Returning to the typed page from my father’s military records, it comes with a note at the bottom which reads, “In a translation from Korean to English, a direct interpretation is impossible as many words do not follow one-another; so the meaning alone has to be translated.”
“American Air Police Rescue Sick Orphan; Going to Send to Japan for Surgical Treatment,” states the headline in all caps.
“American Air Police, Darby Thomas J. and Jack E. Flick, in the 67th Tactical Reconnaissance Wing, found a Korean limping orphan, Im Chan Sik who are starving on roadside beside post two (2), and sent him to the Belgium Hospital in Seoul for consulting doctor in November 1953. They had him enter to the Italian Hospital in Yong Dong-Po about one month after for another surgical treatment. But it didn’t effect a cure completely in spite of spending two hundred (200) dollars.
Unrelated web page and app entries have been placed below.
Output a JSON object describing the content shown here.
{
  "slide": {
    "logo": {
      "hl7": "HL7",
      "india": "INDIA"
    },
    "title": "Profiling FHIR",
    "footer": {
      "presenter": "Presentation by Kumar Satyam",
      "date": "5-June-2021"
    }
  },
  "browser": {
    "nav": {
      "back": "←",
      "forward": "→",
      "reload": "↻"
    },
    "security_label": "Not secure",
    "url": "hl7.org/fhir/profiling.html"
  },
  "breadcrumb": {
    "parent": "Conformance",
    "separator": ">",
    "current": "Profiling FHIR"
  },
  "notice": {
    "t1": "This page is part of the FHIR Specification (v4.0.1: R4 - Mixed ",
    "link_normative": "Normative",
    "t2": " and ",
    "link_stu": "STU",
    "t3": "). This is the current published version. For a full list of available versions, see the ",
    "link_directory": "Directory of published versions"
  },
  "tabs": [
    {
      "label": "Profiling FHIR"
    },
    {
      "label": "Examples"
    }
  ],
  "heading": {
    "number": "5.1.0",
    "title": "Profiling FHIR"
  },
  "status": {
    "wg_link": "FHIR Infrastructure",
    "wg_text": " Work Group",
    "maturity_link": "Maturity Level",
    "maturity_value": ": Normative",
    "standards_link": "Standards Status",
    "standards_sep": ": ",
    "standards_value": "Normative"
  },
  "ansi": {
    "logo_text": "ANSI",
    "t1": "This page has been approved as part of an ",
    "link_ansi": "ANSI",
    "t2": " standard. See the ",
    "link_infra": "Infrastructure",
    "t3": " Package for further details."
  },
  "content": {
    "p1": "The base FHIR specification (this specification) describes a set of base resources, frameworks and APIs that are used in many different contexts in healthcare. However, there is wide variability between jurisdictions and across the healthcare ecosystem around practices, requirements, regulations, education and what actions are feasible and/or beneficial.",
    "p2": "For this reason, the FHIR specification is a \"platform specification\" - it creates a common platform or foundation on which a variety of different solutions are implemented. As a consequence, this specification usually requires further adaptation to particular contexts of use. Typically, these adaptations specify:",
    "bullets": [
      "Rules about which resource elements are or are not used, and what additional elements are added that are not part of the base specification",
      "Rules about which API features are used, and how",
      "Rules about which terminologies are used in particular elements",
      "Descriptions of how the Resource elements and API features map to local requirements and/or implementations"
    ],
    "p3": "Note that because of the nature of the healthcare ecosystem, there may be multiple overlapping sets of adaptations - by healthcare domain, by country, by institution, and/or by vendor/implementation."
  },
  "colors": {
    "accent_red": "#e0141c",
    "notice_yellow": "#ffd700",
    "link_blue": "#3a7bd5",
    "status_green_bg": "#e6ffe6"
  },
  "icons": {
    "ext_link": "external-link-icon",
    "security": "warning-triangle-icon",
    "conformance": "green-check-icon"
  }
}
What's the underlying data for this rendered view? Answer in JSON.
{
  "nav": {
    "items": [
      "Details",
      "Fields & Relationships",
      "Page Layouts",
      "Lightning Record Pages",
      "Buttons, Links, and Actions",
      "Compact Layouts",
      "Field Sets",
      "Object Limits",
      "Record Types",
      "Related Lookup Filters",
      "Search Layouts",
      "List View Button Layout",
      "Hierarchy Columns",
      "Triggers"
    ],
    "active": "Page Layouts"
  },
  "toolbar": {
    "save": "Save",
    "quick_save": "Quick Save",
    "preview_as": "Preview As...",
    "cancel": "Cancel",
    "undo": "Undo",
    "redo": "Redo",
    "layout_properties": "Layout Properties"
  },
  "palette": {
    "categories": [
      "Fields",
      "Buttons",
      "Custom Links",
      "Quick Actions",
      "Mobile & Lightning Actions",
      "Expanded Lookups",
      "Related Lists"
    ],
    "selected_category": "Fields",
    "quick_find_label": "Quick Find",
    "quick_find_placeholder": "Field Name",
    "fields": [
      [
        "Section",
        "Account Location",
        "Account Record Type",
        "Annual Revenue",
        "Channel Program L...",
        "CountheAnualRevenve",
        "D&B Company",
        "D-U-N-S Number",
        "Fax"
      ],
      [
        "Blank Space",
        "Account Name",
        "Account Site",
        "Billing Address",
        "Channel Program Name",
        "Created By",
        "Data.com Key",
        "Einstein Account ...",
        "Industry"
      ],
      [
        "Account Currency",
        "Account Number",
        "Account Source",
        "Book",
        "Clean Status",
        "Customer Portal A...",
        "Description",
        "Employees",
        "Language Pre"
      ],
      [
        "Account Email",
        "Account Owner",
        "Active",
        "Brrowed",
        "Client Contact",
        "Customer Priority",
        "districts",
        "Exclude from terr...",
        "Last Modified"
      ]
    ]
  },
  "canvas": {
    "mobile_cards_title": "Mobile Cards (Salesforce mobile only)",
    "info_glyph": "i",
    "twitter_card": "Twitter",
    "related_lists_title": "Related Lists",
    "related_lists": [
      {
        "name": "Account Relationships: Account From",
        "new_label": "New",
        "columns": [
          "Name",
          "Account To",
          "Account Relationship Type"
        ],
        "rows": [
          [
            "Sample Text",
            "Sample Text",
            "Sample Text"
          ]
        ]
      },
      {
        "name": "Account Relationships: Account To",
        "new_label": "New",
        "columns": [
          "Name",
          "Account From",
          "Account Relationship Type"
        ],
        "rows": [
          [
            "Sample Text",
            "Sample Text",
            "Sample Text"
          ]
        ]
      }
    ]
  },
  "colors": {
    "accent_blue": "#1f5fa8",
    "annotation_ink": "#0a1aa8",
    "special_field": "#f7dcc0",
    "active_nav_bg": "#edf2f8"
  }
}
Therefore they are going to send him to Japan for surgical treatment.”
Oh, how I’d love to find a copy of this particular article in the original Korean and then to learn what became of the orphan, Sik.
Oddly, most of us think of the Korean War as being a long past event that was the back drop to the TV show, “M.A.S.H.” And though it was never declared a true ‘war,’ but rather delegated the dubious title of ‘police action,’ the conflict, the deaths, the suffering and the assistance rendered was all very real for a people who needed defending from the oppressive yoke of Communism.
The final sentence in this hidden treasure, that once belonged to my father and written over 63-years ago, pretty well sums up how American intervention in that ‘forgotten war,’ came to be seen by the Korean people, who were forcibly divided into separate countries by the United Nations to prevent further blood-shed. It reads: “It is said that all Koreans who know this fact praise their goodwill to a Korean orphan, and appreciate their friendship to Korean people.”
Thank you Dad, for showing me (and now others) that humanity does exist in the face of war.